This PhD project will use climate model simulations to examine how sensitive attribution assessments of high-impact heatwaves to human emissions of carbon dioxide are to the representation of key physical processes.
With major developments in climate modelling we are significantly closing the gap that used to exist between what business needs to know and what climate science/engineering can provide. This project will merge climate science and engineering to address the key question industry asks – what is the future economic viability of renewable projects?
This PhD will use sophisticated alternatives for removing systematic biases in the lateral boundary conditions of such experiments, with the aim of assessing the extent of change that results in the resulting extreme storm. Outcomes here can help define how we design Civil Engineering infrastructure in warming climates.
Using novel techniques developed by the supervisory team, the PhD candidate will evaluate the role of diabatic processes in the ENSO cycle, and how they may change in the future, using new observations and state-of-the-art model simulations. This research is critical to improving our ability to project future climate change.
This project aims to build the simplest model of the terrestrial biosphere that the data can support. The project will combine a data-driven approach with the principles of optimality theory. By delivering a simpler, data- and theory-driven model we will unlock new understanding about climate model behaviour to improve predictions of climate extremes. The student will receive a stipend of 40K per year for four years, as well as up to $10k each year for career development.
This project will connect plant water use and stomatal conductance models differentiated by vegetation-soil systems with land surface models to provide new insight into the impacts of the built environment on moisture fluxes that influence heatwave intensity.
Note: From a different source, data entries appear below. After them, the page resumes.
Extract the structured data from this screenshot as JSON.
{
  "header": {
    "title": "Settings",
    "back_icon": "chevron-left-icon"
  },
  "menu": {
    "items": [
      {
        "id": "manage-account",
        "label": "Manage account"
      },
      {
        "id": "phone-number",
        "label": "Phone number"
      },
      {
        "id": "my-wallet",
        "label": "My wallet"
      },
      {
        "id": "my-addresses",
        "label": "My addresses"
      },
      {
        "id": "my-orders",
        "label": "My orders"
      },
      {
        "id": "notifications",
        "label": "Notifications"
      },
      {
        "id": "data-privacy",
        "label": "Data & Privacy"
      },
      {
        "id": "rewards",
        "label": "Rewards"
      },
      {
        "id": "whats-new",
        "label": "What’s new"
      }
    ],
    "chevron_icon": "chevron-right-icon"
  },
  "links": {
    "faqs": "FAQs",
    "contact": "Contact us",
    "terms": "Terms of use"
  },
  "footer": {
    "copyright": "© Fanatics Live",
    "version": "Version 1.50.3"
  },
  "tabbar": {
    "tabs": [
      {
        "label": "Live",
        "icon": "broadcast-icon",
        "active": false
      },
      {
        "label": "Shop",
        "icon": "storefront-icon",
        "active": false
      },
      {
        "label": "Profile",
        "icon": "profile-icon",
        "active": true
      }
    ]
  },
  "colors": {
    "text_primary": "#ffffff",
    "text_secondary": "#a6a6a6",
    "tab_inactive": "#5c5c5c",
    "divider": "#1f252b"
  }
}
Then it will investigate the climate impacts of the dynamic response of greenery in extreme heat conditions.
The successful applicant will conduct research focusing on the role of inter-basin interactions in determining the evolution of tropical Pacific decadal variability and how these interactions are mediated by the atmospheric circulation.
This research project will examine the influence of anthropogenic climate change on health impacts of Australians. It will involve defining and becoming familiar with several high-impact heatwaves in the observed climatological record, and determining who is most vulnerable and from which diseases.
An email from Director Andy Pitman highlights the importance of climate research and how it can link back to inform big business, here and overseas.